“I’m a strong advocate of closer US-India ties, including peaceful nuclear cooperation. I voted for the Hyde act which established a framework for such cooperation. The bill before us today will approve the US-India agreement for peaceful nuclear cooperation,” Berman said.
“Integrating India into a global non-proliferation regime is a positive step,” he said, adding Bush Administration has assured him they will push for an NSG decision prohibiting the export of enrichment and reprocessing equipment and technologies to states that are not party to Non-Proliferation Treaty (NPT).
Fellow Democratic Ellen Tauscher, however, disagreed maintaining that the Bill flies in the face of decades of American leadership to contain the spread of the weapons of mass destruction.
“The India deal would give a country with a dismal record of non-proliferation all the benefits of nuclear trade with none of the responsibilities. India has been denied access to the market for three decades and for good reason. India is not a signatory of the non-proliferation treaty and has not agreed to disarmament or signed the treaty,” Congresswoman Tauscher said.
Regretting his decision to oppose the Bill in spite of being a strong supporter of India, Ohio Democrat Dennis Ku of India and that the US should work with India on initiatives to eliminate all weapons for the safety of the global community.
“... the administration has cited Iran for minor breaches of the non-proliferation treaty and used these to raise support for military attack on Iran. Yet, it is undercutting the treaty to build nuclear weapons. The administration would like this body to approve a civilian agreement with India despite its refusal to sign the Comprehensive nuclear Test Ban Treaty. India has nuclear weapons and has no intention of limiting its capability. This undermines efforts by endorsing India’s refusal to sign the agreement...” Congressman Kucinich said.
“...we now have an opportunity to have a new beginning with a country that was not in a good relationship with us in decades past. This could be a profitable relationship and we can, indeed, embraces the world’s largest democracy as compared to during the cold war where we had two closer relationships which we are paying for now with China which is the world’s biggest human rights abuser,” Republican Congressman Dana Rohrabacher said.
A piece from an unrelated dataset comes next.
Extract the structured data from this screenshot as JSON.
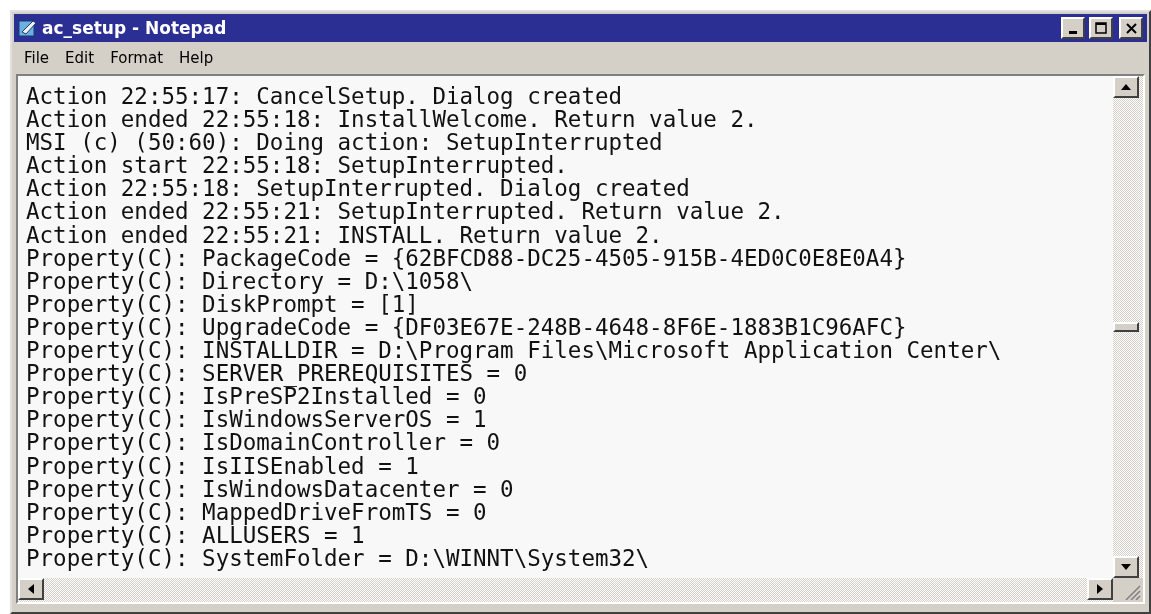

“If we expect India to be our ally, we must treat them as an equal, which is what this deal does. India has never... lifted beyond her borders and I believe this is an important aspect of this relationship that needs to be taken into consideration when evaluating this legislation before us,” another strong supporter in the House and in the Foreign Affairs Committee Democratic Congressman of New York Joseph Crowley said.